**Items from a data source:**

- - -

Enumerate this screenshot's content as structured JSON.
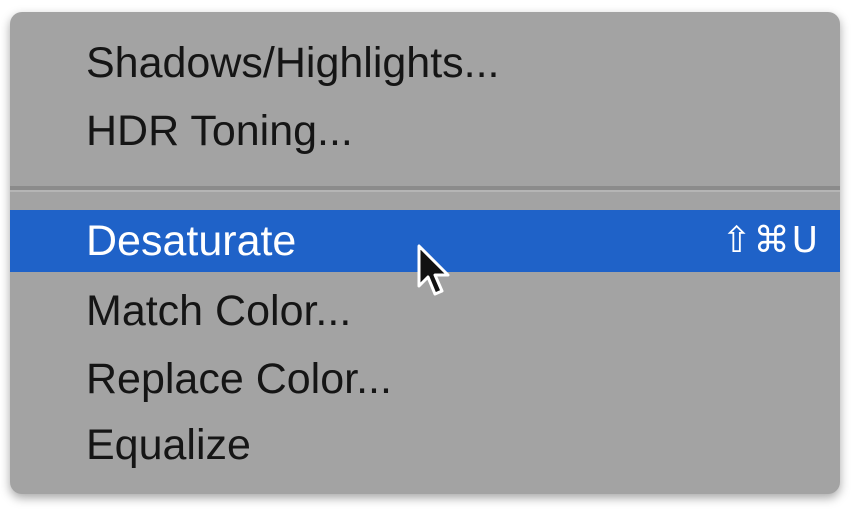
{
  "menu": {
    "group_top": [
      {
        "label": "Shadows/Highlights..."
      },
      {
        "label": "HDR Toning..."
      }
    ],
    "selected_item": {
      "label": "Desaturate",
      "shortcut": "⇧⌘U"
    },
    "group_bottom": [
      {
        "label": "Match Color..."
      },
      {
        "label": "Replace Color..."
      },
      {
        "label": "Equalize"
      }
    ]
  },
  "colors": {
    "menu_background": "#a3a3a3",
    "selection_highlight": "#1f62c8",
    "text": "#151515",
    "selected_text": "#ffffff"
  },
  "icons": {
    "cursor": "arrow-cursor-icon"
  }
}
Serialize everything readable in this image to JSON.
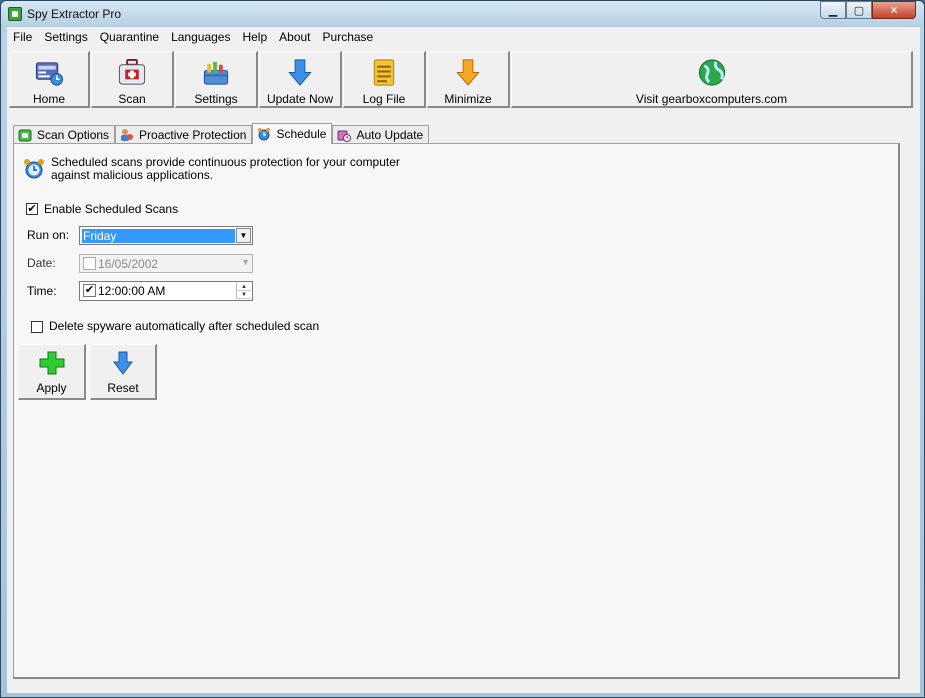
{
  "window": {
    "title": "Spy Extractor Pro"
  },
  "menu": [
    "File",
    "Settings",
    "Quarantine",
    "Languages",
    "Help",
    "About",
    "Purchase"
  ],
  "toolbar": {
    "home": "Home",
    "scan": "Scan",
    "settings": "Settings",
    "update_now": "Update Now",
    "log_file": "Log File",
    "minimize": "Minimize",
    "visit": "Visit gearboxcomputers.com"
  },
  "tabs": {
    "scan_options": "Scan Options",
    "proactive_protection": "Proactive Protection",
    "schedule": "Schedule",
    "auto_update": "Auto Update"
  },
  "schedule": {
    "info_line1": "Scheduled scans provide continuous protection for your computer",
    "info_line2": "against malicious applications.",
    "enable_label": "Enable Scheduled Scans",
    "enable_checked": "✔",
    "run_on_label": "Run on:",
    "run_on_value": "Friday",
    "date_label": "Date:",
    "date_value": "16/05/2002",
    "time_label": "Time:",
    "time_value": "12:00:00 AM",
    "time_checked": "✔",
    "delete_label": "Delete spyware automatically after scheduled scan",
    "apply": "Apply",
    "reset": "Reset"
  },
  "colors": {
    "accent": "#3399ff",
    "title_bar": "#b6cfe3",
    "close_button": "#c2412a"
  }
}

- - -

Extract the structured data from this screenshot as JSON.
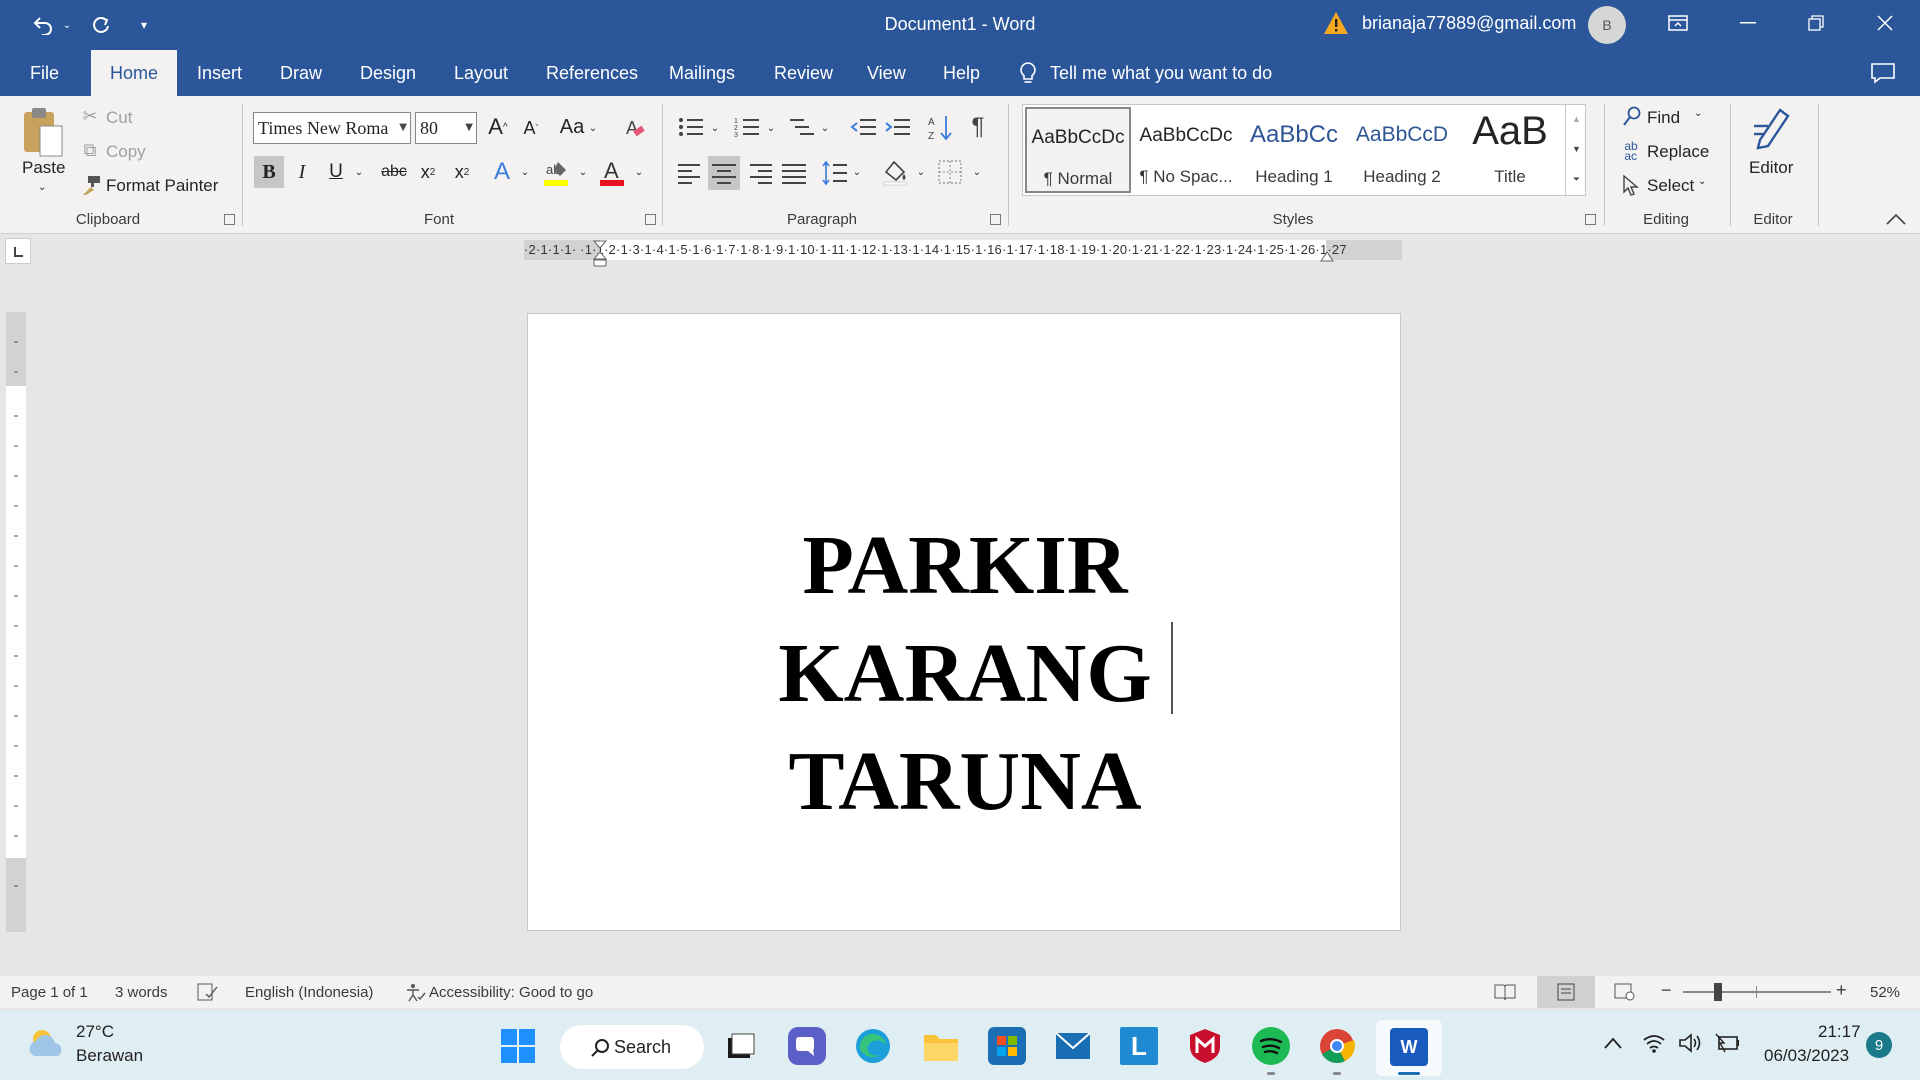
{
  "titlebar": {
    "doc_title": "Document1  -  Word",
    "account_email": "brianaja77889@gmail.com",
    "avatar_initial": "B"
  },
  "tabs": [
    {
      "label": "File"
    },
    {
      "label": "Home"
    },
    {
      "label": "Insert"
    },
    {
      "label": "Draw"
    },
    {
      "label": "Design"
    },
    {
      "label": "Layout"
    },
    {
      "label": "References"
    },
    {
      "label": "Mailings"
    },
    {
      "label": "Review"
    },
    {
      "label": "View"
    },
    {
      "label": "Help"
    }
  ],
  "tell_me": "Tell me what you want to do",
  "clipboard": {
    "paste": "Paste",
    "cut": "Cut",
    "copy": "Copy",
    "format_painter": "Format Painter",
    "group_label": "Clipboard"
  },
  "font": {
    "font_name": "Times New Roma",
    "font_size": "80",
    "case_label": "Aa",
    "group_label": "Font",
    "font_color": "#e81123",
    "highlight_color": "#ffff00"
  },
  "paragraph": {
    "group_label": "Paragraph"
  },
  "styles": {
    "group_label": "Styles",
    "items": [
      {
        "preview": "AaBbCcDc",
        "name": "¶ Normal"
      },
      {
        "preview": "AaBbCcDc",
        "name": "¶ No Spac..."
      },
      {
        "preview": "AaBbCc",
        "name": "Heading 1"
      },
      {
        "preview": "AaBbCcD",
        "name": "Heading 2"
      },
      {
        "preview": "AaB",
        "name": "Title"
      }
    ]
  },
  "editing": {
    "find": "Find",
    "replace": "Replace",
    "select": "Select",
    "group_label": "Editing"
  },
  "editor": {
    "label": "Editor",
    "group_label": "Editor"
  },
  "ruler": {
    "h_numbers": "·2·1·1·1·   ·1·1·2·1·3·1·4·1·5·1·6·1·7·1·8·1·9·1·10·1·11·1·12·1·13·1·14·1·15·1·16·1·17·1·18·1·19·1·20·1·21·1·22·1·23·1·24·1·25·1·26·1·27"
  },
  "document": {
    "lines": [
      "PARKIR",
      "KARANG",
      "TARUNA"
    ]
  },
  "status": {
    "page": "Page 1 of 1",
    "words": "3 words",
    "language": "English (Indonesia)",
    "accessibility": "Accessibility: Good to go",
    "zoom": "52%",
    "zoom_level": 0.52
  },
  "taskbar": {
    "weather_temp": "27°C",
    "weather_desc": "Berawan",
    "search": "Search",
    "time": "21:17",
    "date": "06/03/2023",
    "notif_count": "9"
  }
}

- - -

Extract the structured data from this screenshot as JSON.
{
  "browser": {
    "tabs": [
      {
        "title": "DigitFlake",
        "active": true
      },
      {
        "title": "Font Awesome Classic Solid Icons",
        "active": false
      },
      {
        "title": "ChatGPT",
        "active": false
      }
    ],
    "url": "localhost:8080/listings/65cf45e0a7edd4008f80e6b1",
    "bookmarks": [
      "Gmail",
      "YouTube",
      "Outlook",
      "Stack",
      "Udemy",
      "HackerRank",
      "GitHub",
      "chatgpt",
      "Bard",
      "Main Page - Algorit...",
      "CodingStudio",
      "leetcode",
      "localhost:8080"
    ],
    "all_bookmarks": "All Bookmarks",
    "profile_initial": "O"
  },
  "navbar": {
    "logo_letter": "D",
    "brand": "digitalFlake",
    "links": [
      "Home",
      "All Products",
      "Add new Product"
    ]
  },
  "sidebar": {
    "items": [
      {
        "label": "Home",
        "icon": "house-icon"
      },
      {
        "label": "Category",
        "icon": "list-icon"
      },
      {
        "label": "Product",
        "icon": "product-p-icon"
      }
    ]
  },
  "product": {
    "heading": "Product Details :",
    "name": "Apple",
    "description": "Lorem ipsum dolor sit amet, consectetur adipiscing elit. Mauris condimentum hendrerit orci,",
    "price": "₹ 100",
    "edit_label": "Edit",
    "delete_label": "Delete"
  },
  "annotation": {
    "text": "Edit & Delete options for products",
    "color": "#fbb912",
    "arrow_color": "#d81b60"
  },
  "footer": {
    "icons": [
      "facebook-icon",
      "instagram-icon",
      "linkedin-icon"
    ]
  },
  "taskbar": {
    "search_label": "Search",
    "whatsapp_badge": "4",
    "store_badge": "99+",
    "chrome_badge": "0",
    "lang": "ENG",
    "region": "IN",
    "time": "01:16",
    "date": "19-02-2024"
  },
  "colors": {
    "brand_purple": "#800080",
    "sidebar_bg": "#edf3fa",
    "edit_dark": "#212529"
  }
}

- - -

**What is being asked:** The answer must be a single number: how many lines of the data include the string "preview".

**Exercise answer:** 5